The Guggenheim’s Works in Progress series issuing its 25th anniversary this year, invited Lozano-Hemmer to present one of his works in progress. Levels of Nothingness is a synaesthetic performance of written, oral and visual dimensions. In collaboration with the actress Isabella Rossellini and the philosopher Brian Massumi Lozano-Hemmer and his team developed a voice-tracking system that responds to words in the form of lighting events. Attempting to create a relational model between the dimensions of thought in motion and audio-visual experiences the performance consisted of a 30 minute reading of philosophical quotes revolving around colour and perception clustered in conceptual blocks such as “emergence,” “singularity,” “body” or “transition.” Massumi’s philosophical influence in his work on colour and perception has been complemented by Rossellini’s beautiful voice and the “light dance” of more than 50 rock-and-roll concert lights.

The sensation that such an event generates is difficult to circumscribe in a classical manner such as light performance or interactive performance. What actually happened was a relational field of perception throughout the entire room. The perception of the visitor became amodal in its mode. In other words, one was immersed in light, a screen to read the quote that was aurally transmitted by Rossellini’s voice and enclosed in a slightly hazy room with the background noise of the lights moving and other bodies trying to capture the light at the ceiling. The human perception became amodal while the machine perception had its full attention focused on the voice and flow of words in their sonorities. The performance system for interaction became the perceiving entity as we (traditionally) expect the human sensory-motor system to work whereas the human perception was forced to reveal the amodality that perception is based on - synaesthesia as the point of entry for any perception to become noticeable and not as a strange abnormality of some particular individuals. Those who know the work of Massumi will realize that “Levels of Nothingness” might be one of the first attempts to make the synaesthetic amodality of perception apparent in a conscious and not only a pure experience. The collective modes of the event taking form cross many fields of expertise and experience that might be best described by the notion of mutual intensity for “a perception to come” - an intensive field of percepts offering themselves for experience to merge into presence without ever becoming immobile. On might regard the experiences generated in the event as an extensive continuum of collective intensive practices that has been extended for the first time to allow a wider audience to become part of the event. Thanks!

Hopefully, a longer interview with Rafael Lozano-Hemmer and Brian Massumi will be published in one of the following issues of Inflexions - A Journal for Research-Creation.

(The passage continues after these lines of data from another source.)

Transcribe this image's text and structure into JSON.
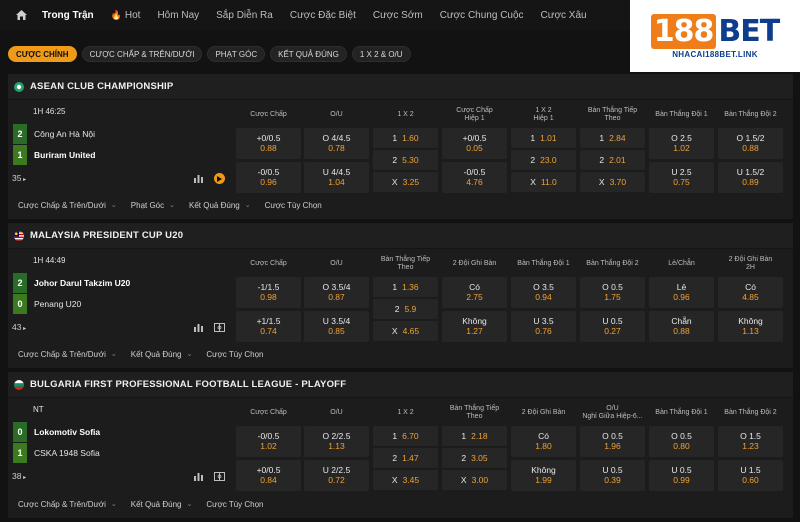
{
  "nav": {
    "items": [
      {
        "label": "Trong Trận",
        "active": true
      },
      {
        "label": "Hot",
        "hot": true
      },
      {
        "label": "Hôm Nay"
      },
      {
        "label": "Sắp Diễn Ra"
      },
      {
        "label": "Cược Đặc Biệt"
      },
      {
        "label": "Cược Sớm"
      },
      {
        "label": "Cược Chung Cuộc"
      },
      {
        "label": "Cược Xâu"
      }
    ]
  },
  "logo": {
    "num": "188",
    "word": "BET",
    "sub": "NHACAI188BET.LINK"
  },
  "filters": [
    "CƯỢC CHÍNH",
    "CƯỢC CHẤP & TRÊN/DƯỚI",
    "PHẠT GÓC",
    "KẾT QUẢ ĐÚNG",
    "1 X 2 & O/U"
  ],
  "leagues": [
    {
      "name": "ASEAN CLUB CHAMPIONSHIP",
      "time": "1H 46:25",
      "teams": [
        {
          "name": "Công An Hà Nội",
          "score": "2",
          "bold": false
        },
        {
          "name": "Buriram United",
          "score": "1",
          "bold": true
        }
      ],
      "more": "35",
      "headers": [
        "Cược Chấp",
        "O/U",
        "1 X 2",
        "Cược Chấp\nHiệp 1",
        "1 X 2\nHiệp 1",
        "Bàn Thắng Tiếp\nTheo",
        "Bàn Thắng Đội 1",
        "Bàn Thắng Đội 2"
      ],
      "cells": [
        [
          {
            "lbl": "+0/0.5",
            "odd": "0.88"
          },
          {
            "lbl": "-0/0.5",
            "odd": "0.96"
          }
        ],
        [
          {
            "lbl": "O 4/4.5",
            "odd": "0.78"
          },
          {
            "lbl": "U 4/4.5",
            "odd": "1.04"
          }
        ],
        [
          {
            "lbl": "1",
            "odd": "1.60"
          },
          {
            "lbl": "2",
            "odd": "5.30"
          },
          {
            "lbl": "X",
            "odd": "3.25"
          }
        ],
        [
          {
            "lbl": "+0/0.5",
            "odd": "0.05"
          },
          {
            "lbl": "-0/0.5",
            "odd": "4.76"
          }
        ],
        [
          {
            "lbl": "1",
            "odd": "1.01"
          },
          {
            "lbl": "2",
            "odd": "23.0"
          },
          {
            "lbl": "X",
            "odd": "11.0"
          }
        ],
        [
          {
            "lbl": "1",
            "odd": "2.84"
          },
          {
            "lbl": "2",
            "odd": "2.01"
          },
          {
            "lbl": "X",
            "odd": "3.70"
          }
        ],
        [
          {
            "lbl": "O 2.5",
            "odd": "1.02"
          },
          {
            "lbl": "U 2.5",
            "odd": "0.75"
          }
        ],
        [
          {
            "lbl": "O 1.5/2",
            "odd": "0.88"
          },
          {
            "lbl": "U 1.5/2",
            "odd": "0.89"
          }
        ]
      ],
      "sub": [
        "Cược Chấp & Trên/Dưới",
        "Phạt Góc",
        "Kết Quả Đúng",
        "Cược Tùy Chọn"
      ]
    },
    {
      "name": "MALAYSIA PRESIDENT CUP U20",
      "time": "1H 44:49",
      "teams": [
        {
          "name": "Johor Darul Takzim U20",
          "score": "2",
          "bold": true
        },
        {
          "name": "Penang U20",
          "score": "0",
          "bold": false
        }
      ],
      "more": "43",
      "headers": [
        "Cược Chấp",
        "O/U",
        "Bàn Thắng Tiếp\nTheo",
        "2 Đội Ghi Bàn",
        "Bàn Thắng Đội 1",
        "Bàn Thắng Đội 2",
        "Lẻ/Chẵn",
        "2 Đội Ghi Bàn\n2H"
      ],
      "cells": [
        [
          {
            "lbl": "-1/1.5",
            "odd": "0.98"
          },
          {
            "lbl": "+1/1.5",
            "odd": "0.74"
          }
        ],
        [
          {
            "lbl": "O 3.5/4",
            "odd": "0.87"
          },
          {
            "lbl": "U 3.5/4",
            "odd": "0.85"
          }
        ],
        [
          {
            "lbl": "1",
            "odd": "1.36"
          },
          {
            "lbl": "2",
            "odd": "5.9"
          },
          {
            "lbl": "X",
            "odd": "4.65"
          }
        ],
        [
          {
            "lbl": "Có",
            "odd": "2.75"
          },
          {
            "lbl": "Không",
            "odd": "1.27"
          }
        ],
        [
          {
            "lbl": "O 3.5",
            "odd": "0.94"
          },
          {
            "lbl": "U 3.5",
            "odd": "0.76"
          }
        ],
        [
          {
            "lbl": "O 0.5",
            "odd": "1.75"
          },
          {
            "lbl": "U 0.5",
            "odd": "0.27"
          }
        ],
        [
          {
            "lbl": "Lẻ",
            "odd": "0.96"
          },
          {
            "lbl": "Chẵn",
            "odd": "0.88"
          }
        ],
        [
          {
            "lbl": "Có",
            "odd": "4.85"
          },
          {
            "lbl": "Không",
            "odd": "1.13"
          }
        ]
      ],
      "sub": [
        "Cược Chấp & Trên/Dưới",
        "Kết Quả Đúng",
        "Cược Tùy Chọn"
      ]
    },
    {
      "name": "BULGARIA FIRST PROFESSIONAL FOOTBALL LEAGUE - PLAYOFF",
      "time": "NT",
      "teams": [
        {
          "name": "Lokomotiv Sofia",
          "score": "0",
          "bold": true
        },
        {
          "name": "CSKA 1948 Sofia",
          "score": "1",
          "bold": false
        }
      ],
      "more": "38",
      "headers": [
        "Cược Chấp",
        "O/U",
        "1 X 2",
        "Bàn Thắng Tiếp\nTheo",
        "2 Đội Ghi Bàn",
        "O/U\nNghỉ Giữa Hiệp-6...",
        "Bàn Thắng Đội 1",
        "Bàn Thắng Đội 2"
      ],
      "cells": [
        [
          {
            "lbl": "-0/0.5",
            "odd": "1.02"
          },
          {
            "lbl": "+0/0.5",
            "odd": "0.84"
          }
        ],
        [
          {
            "lbl": "O 2/2.5",
            "odd": "1.13"
          },
          {
            "lbl": "U 2/2.5",
            "odd": "0.72"
          }
        ],
        [
          {
            "lbl": "1",
            "odd": "6.70"
          },
          {
            "lbl": "2",
            "odd": "1.47"
          },
          {
            "lbl": "X",
            "odd": "3.45"
          }
        ],
        [
          {
            "lbl": "1",
            "odd": "2.18"
          },
          {
            "lbl": "2",
            "odd": "3.05"
          },
          {
            "lbl": "X",
            "odd": "3.00"
          }
        ],
        [
          {
            "lbl": "Có",
            "odd": "1.80"
          },
          {
            "lbl": "Không",
            "odd": "1.99"
          }
        ],
        [
          {
            "lbl": "O 0.5",
            "odd": "1.96"
          },
          {
            "lbl": "U 0.5",
            "odd": "0.39"
          }
        ],
        [
          {
            "lbl": "O 0.5",
            "odd": "0.80"
          },
          {
            "lbl": "U 0.5",
            "odd": "0.99"
          }
        ],
        [
          {
            "lbl": "O 1.5",
            "odd": "1.23"
          },
          {
            "lbl": "U 1.5",
            "odd": "0.60"
          }
        ]
      ],
      "sub": [
        "Cược Chấp & Trên/Dưới",
        "Kết Quả Đúng",
        "Cược Tùy Chọn"
      ]
    }
  ]
}
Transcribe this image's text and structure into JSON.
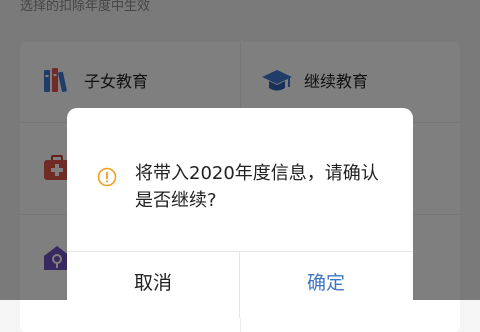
{
  "screen": {
    "subtitle": "选择的扣除年度中生效",
    "items": [
      {
        "label": "子女教育",
        "icon": "children-education-books-icon"
      },
      {
        "label": "继续教育",
        "icon": "graduation-cap-icon"
      },
      {
        "label": "",
        "icon": "medical-kit-icon"
      },
      {
        "label": "",
        "icon": "house-rent-icon"
      }
    ]
  },
  "dialog": {
    "message": "将带入2020年度信息，请确认是否继续?",
    "icon": "warning-info-icon",
    "cancel_label": "取消",
    "ok_label": "确定"
  },
  "colors": {
    "accent": "#3f76c4",
    "warning": "#f0a020",
    "overlay": "rgba(0,0,0,0.5)"
  }
}
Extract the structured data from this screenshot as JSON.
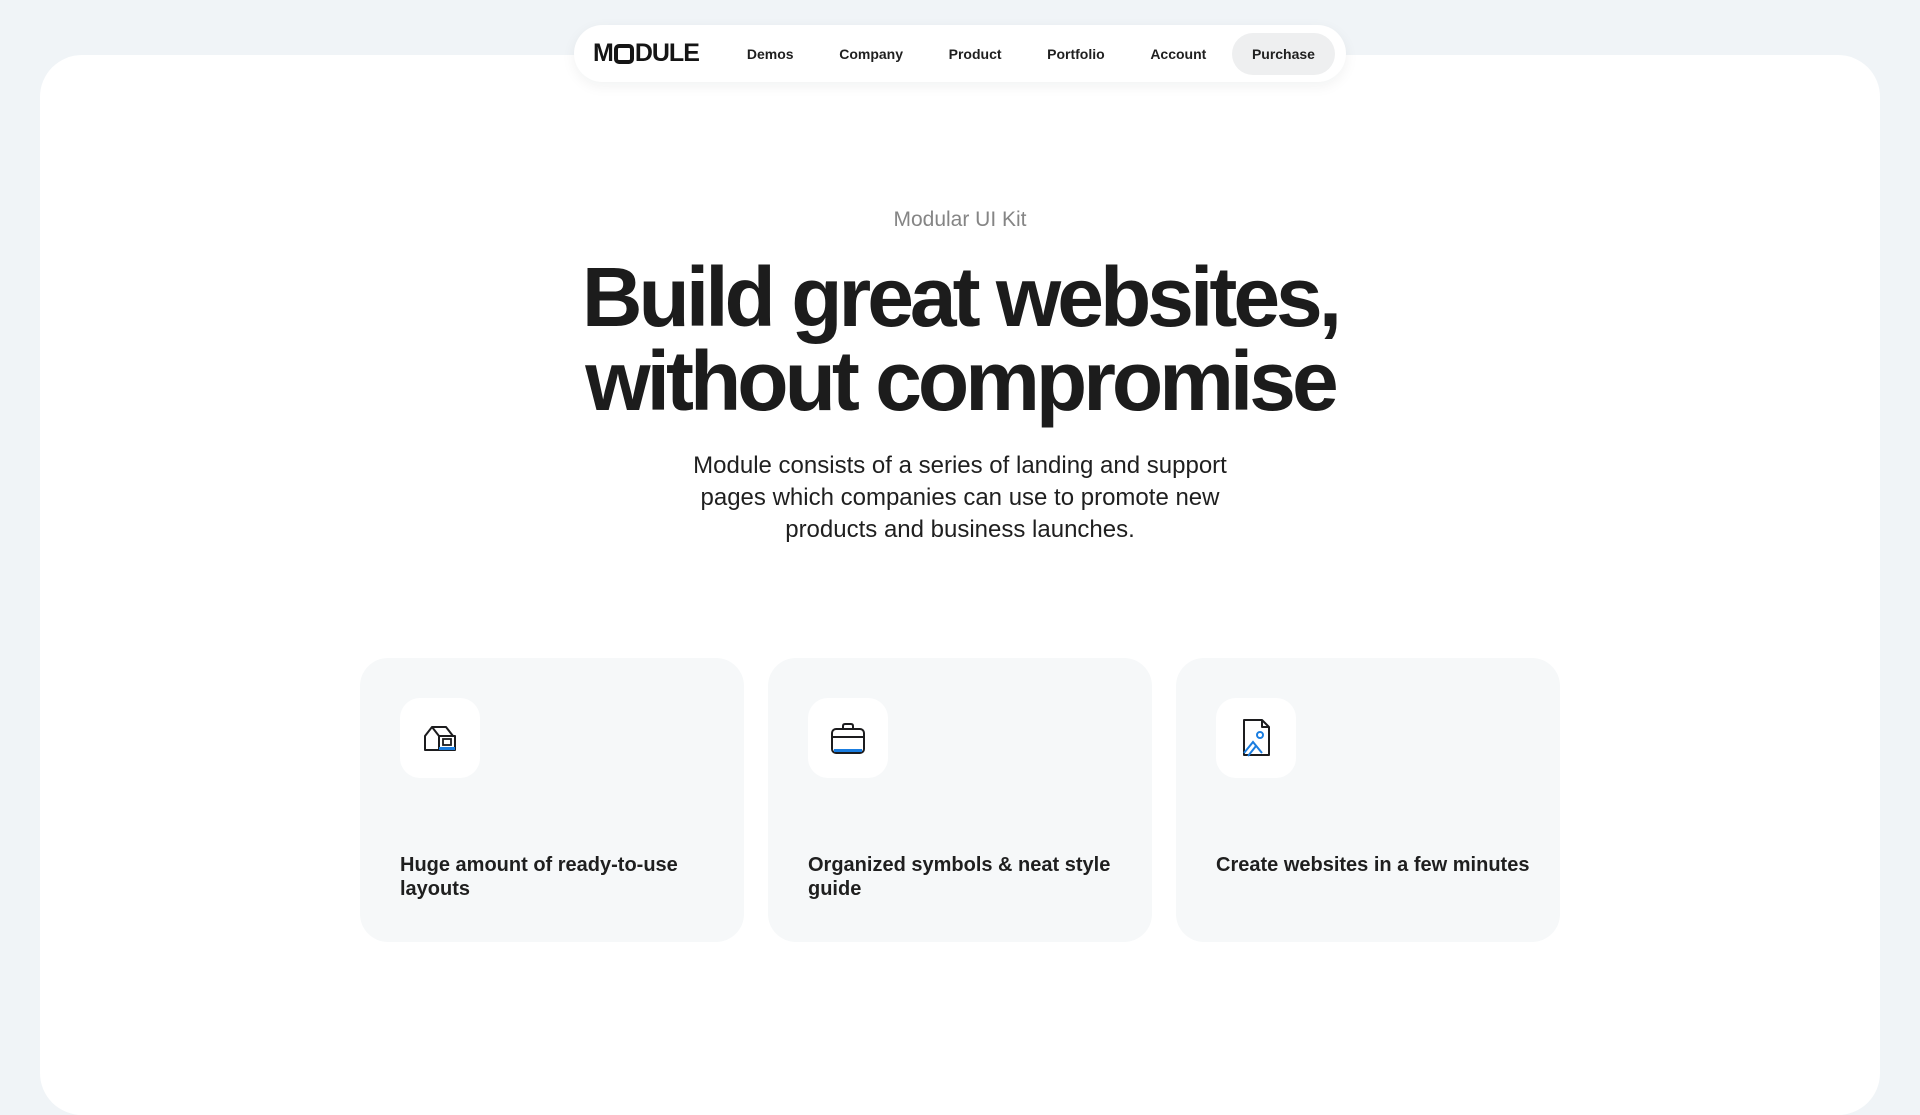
{
  "nav": {
    "logo": {
      "prefix": "M",
      "suffix": "DULE"
    },
    "links": [
      {
        "label": "Demos"
      },
      {
        "label": "Company"
      },
      {
        "label": "Product"
      },
      {
        "label": "Portfolio"
      },
      {
        "label": "Account"
      }
    ],
    "purchase_label": "Purchase"
  },
  "hero": {
    "eyebrow": "Modular UI Kit",
    "headline_line1": "Build great websites,",
    "headline_line2": "without compromise",
    "subtitle": "Module consists of a series of landing and support pages which companies can use to promote new products and business launches."
  },
  "features": [
    {
      "icon": "house-icon",
      "title": "Huge amount of ready-to-use layouts"
    },
    {
      "icon": "briefcase-icon",
      "title": "Organized symbols & neat style guide"
    },
    {
      "icon": "image-file-icon",
      "title": "Create websites in a few minutes"
    }
  ],
  "colors": {
    "page_background": "#f0f4f7",
    "card_background": "#f6f8f9",
    "accent_blue": "#1a7de0",
    "text_dark": "#1c1c1e",
    "eyebrow_gray": "#858585"
  }
}
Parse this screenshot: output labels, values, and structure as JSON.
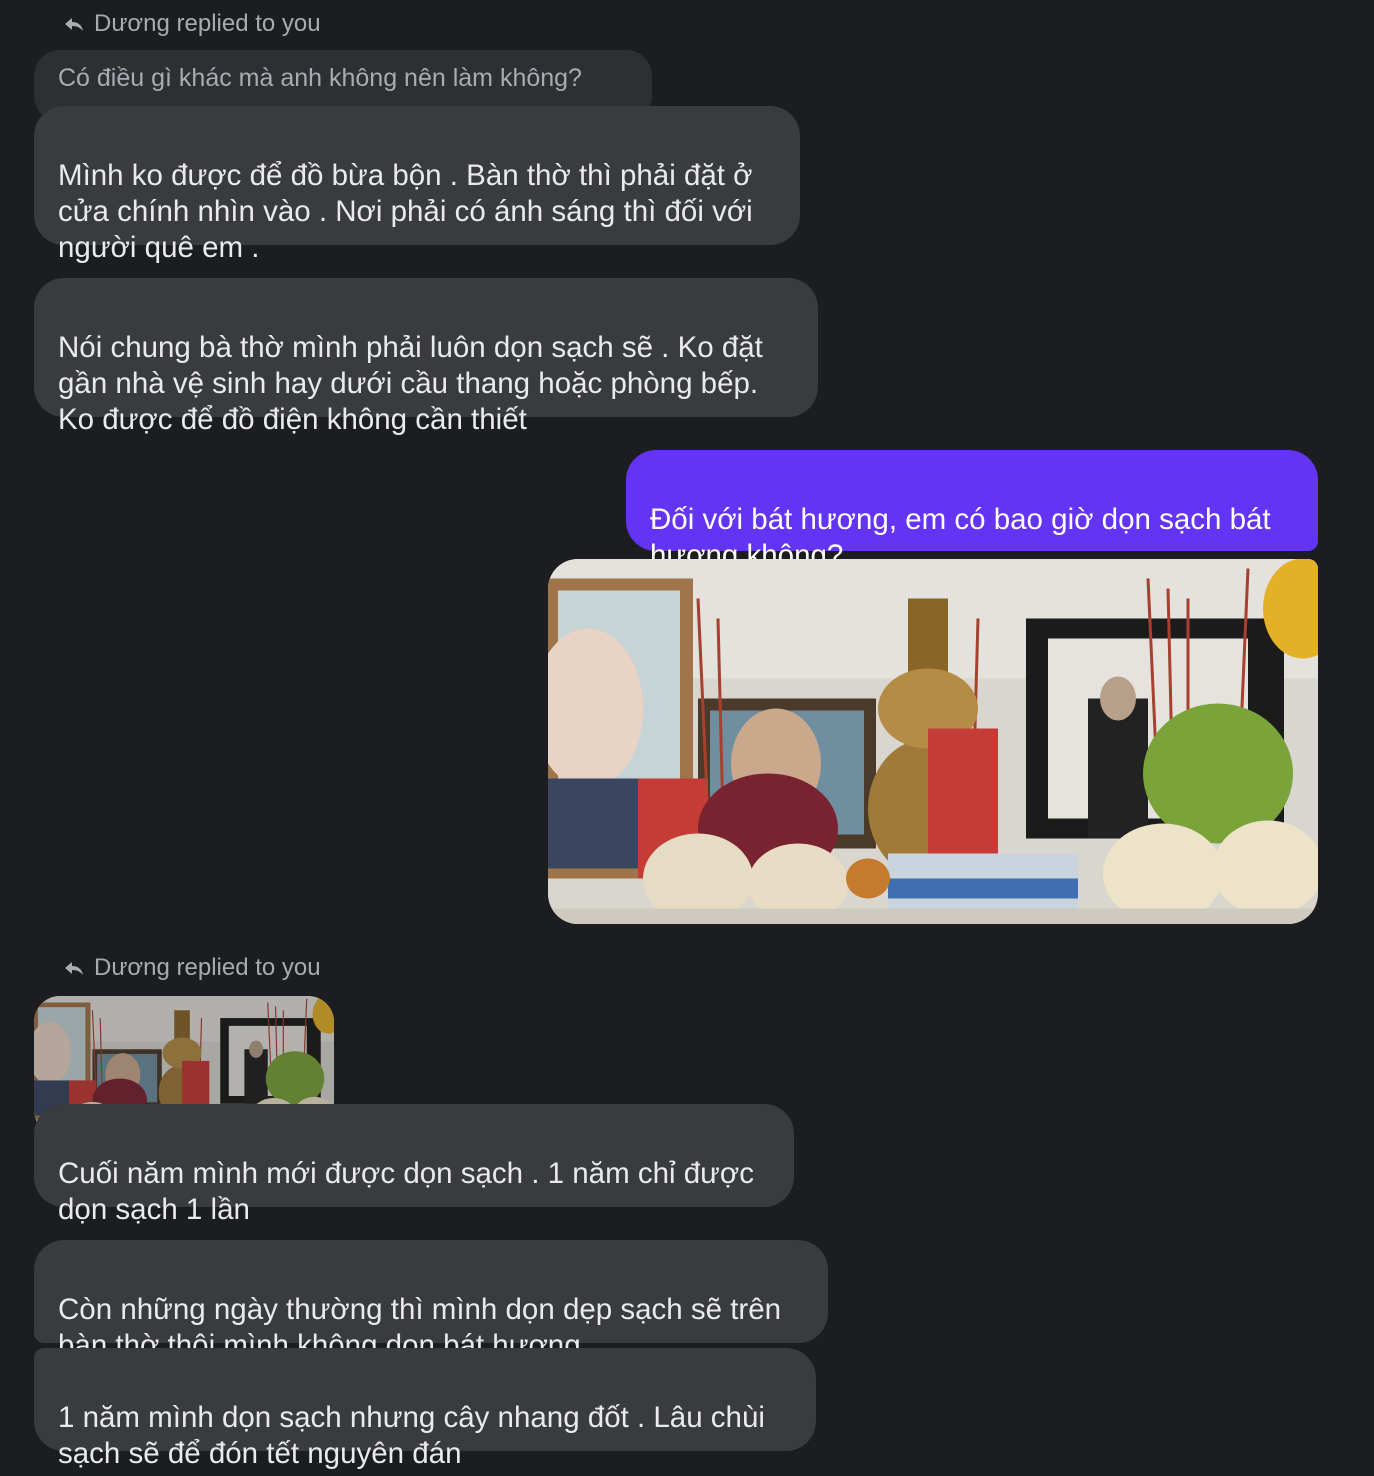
{
  "thread": {
    "reply1": {
      "label": "Dương replied to you",
      "quoted_text": "Có điều gì khác mà anh không nên làm không?"
    },
    "msg1": "Mình ko được để đồ bừa bộn . Bàn thờ thì phải đặt ở\ncửa chính nhìn vào . Nơi phải có ánh sáng thì đối với\nngười quê em .",
    "msg2": "Nói chung bà thờ mình phải luôn dọn sạch sẽ . Ko đặt\ngần nhà vệ sinh hay dưới cầu thang hoặc phòng bếp.\nKo được để đồ điện không cần thiết",
    "my_msg": "Đối với bát hương, em có bao giờ dọn sạch bát\nhương không?",
    "reply2": {
      "label": "Dương replied to you"
    },
    "msg3": "Cuối năm mình mới được dọn sạch . 1 năm chỉ được\ndọn sạch 1 lần",
    "msg4": "Còn những ngày thường thì mình dọn dẹp sạch sẽ trên\nbàn thờ thôi mình không dọn bát hương",
    "msg5": "1 năm mình dọn sạch nhưng cây nhang đốt . Lâu chùi\nsạch sẽ để đón tết nguyên đán"
  },
  "icons": {
    "reply": "reply-arrow-icon"
  },
  "colors": {
    "background": "#1c1d20",
    "incoming_bubble": "#3a3b3f",
    "outgoing_bubble": "#6434f5",
    "muted_text": "#a8abb1"
  }
}
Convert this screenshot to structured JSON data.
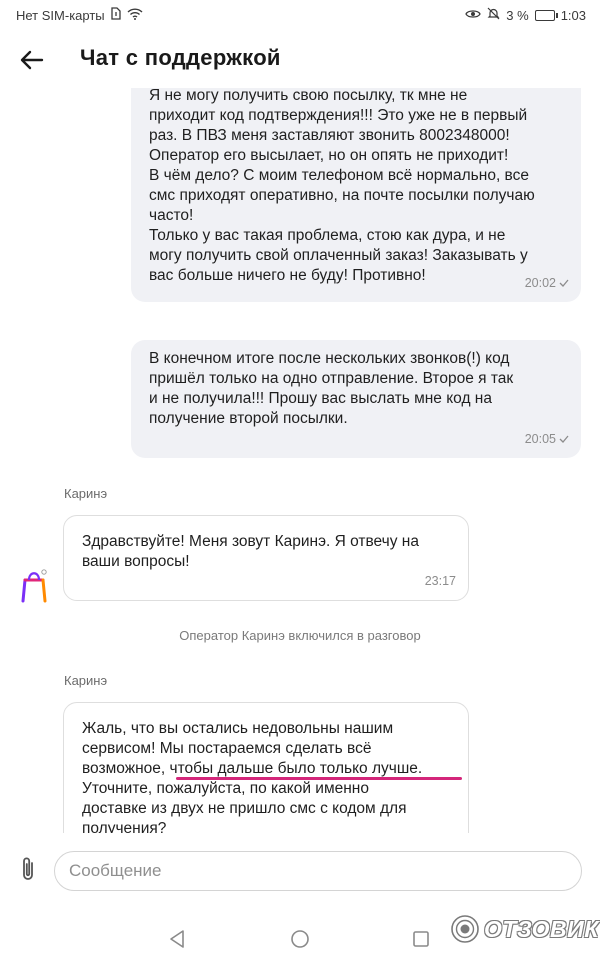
{
  "status_bar": {
    "carrier": "Нет SIM-карты",
    "battery_percent": "3 %",
    "time": "1:03"
  },
  "header": {
    "title": "Чат с поддержкой"
  },
  "messages": [
    {
      "type": "outgoing",
      "lines": [
        "Я не могу получить свою посылку, тк мне не",
        "приходит код подтверждения!!! Это уже не в первый",
        "раз. В ПВЗ меня заставляют звонить 8002348000!",
        "Оператор его высылает, но он опять не приходит!",
        "В чём дело? С моим телефоном всё нормально, все",
        "смс приходят оперативно, на почте посылки получаю",
        "часто!",
        "Только у вас такая проблема, стою как дура, и не",
        "могу получить свой оплаченный заказ! Заказывать у",
        "вас больше ничего не буду! Противно!"
      ],
      "time": "20:02"
    },
    {
      "type": "outgoing",
      "lines": [
        "В конечном итоге после нескольких звонков(!) код",
        "пришёл только на одно отправление. Второе я так",
        "и не получила!!! Прошу вас выслать мне код на",
        "получение второй посылки."
      ],
      "time": "20:05"
    },
    {
      "type": "incoming",
      "sender": "Каринэ",
      "lines": [
        "Здравствуйте! Меня зовут Каринэ. Я отвечу на",
        "ваши вопросы!"
      ],
      "time": "23:17"
    },
    {
      "type": "system",
      "text": "Оператор Каринэ включился в разговор"
    },
    {
      "type": "incoming",
      "sender": "Каринэ",
      "lines": [
        "Жаль, что вы остались недовольны нашим",
        "сервисом! Мы постараемся сделать всё",
        "возможное, чтобы дальше было только лучше.",
        "Уточните, пожалуйста, по какой именно",
        "доставке из двух не пришло смс с кодом для",
        "получения?"
      ]
    }
  ],
  "input": {
    "placeholder": "Сообщение"
  },
  "watermark": {
    "text": "ОТЗОВИК"
  },
  "colors": {
    "outgoing_bubble": "#f0f1f5",
    "incoming_border": "#dedede",
    "highlight_underline": "#d4267a",
    "logo_purple": "#7b2ff7",
    "logo_orange": "#ff8a00"
  }
}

In one of my recent projects (”Nice-Looking Obstacles: Parkour as Urban Practice for Deterritorialization”), I have investigated the question of movement and architecture as rhythmical nexus through the practice of Parkour. One of my major arguments builds on Parkour’s consideration of obstacles as potential “landing-sites” for a different movement to take place. The engagement with architectural configurations and obstacles through movement recomposes the city, architecture and spacetime through the constant shifting of the movement-space-time nexus (see for example Bergson, Time and Free Will, Chapter II: “The Multiplicity of Conscious States; The Idea of Duration”). To conceptually derive from phenomenological tendencies in Arakawa and Gins and transform the practice of Parkour into a creative form of thought in motion, I use Deleuze and Guattari’s concepts of rhythm, refrain, assemblage and milieu. My major concern aims at the question of how architecture cannot only become more fluid or lend itself for interesting encounters, but what are the ecologies of practices that radically open the potential of movement and encounter to create new relational concepts of spacetime. The full article will be published soon in AI & Society but I would like to provide an excerpt of the most conceptually dense section.

The excerpt: “Architectural Body - the Concept of Landing Sites